Exercise directions> Begin at the line containing "Decode this image" and copy each line exactly through the end of the records, leaving out what comes before.

--- Material for the task Enclosed Below ---

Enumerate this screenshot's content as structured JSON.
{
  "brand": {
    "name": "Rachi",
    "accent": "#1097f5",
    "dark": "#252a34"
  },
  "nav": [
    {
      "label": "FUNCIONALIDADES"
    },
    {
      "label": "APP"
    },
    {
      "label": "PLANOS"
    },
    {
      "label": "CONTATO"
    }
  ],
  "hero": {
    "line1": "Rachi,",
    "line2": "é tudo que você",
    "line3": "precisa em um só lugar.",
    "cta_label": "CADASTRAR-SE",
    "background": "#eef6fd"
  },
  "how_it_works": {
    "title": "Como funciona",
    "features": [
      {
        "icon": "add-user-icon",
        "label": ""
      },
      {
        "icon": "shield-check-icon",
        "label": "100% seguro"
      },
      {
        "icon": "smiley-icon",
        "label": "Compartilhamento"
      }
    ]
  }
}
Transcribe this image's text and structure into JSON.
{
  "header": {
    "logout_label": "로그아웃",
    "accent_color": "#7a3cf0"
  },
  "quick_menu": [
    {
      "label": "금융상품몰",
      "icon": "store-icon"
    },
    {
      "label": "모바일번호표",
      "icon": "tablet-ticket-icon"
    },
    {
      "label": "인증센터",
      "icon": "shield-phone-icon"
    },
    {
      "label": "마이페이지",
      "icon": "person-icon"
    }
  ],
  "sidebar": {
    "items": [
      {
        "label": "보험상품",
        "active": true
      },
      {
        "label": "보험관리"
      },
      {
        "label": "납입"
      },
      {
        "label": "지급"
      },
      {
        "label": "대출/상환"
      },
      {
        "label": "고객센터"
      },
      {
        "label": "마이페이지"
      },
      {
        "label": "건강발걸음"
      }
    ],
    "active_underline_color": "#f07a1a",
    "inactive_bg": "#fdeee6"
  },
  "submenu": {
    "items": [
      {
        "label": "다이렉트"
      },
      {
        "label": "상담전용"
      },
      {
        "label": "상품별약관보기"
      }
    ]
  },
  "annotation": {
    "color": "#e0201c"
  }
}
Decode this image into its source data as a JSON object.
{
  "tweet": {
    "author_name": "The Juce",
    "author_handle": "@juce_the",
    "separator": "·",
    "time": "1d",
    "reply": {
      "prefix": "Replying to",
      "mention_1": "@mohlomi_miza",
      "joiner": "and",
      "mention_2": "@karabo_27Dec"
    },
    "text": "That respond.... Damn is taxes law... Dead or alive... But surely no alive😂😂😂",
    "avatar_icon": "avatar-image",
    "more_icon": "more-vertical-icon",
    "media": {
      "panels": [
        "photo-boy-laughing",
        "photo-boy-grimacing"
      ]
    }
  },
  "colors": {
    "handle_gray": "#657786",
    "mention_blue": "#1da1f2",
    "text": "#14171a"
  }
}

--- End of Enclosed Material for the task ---

Answer to the exercise>
Decode this image into its source data as a JSON object.
{
  "tweet": {
    "author_name": "The Juce",
    "author_handle": "@juce_the",
    "separator": "·",
    "time": "1d",
    "reply": {
      "prefix": "Replying to",
      "mention_1": "@mohlomi_miza",
      "joiner": "and",
      "mention_2": "@karabo_27Dec"
    },
    "text": "That respond.... Damn is taxes law... Dead or alive... But surely no alive😂😂😂",
    "avatar_icon": "avatar-image",
    "more_icon": "more-vertical-icon",
    "media": {
      "panels": [
        "photo-boy-laughing",
        "photo-boy-grimacing"
      ]
    }
  },
  "colors": {
    "handle_gray": "#657786",
    "mention_blue": "#1da1f2",
    "text": "#14171a"
  }
}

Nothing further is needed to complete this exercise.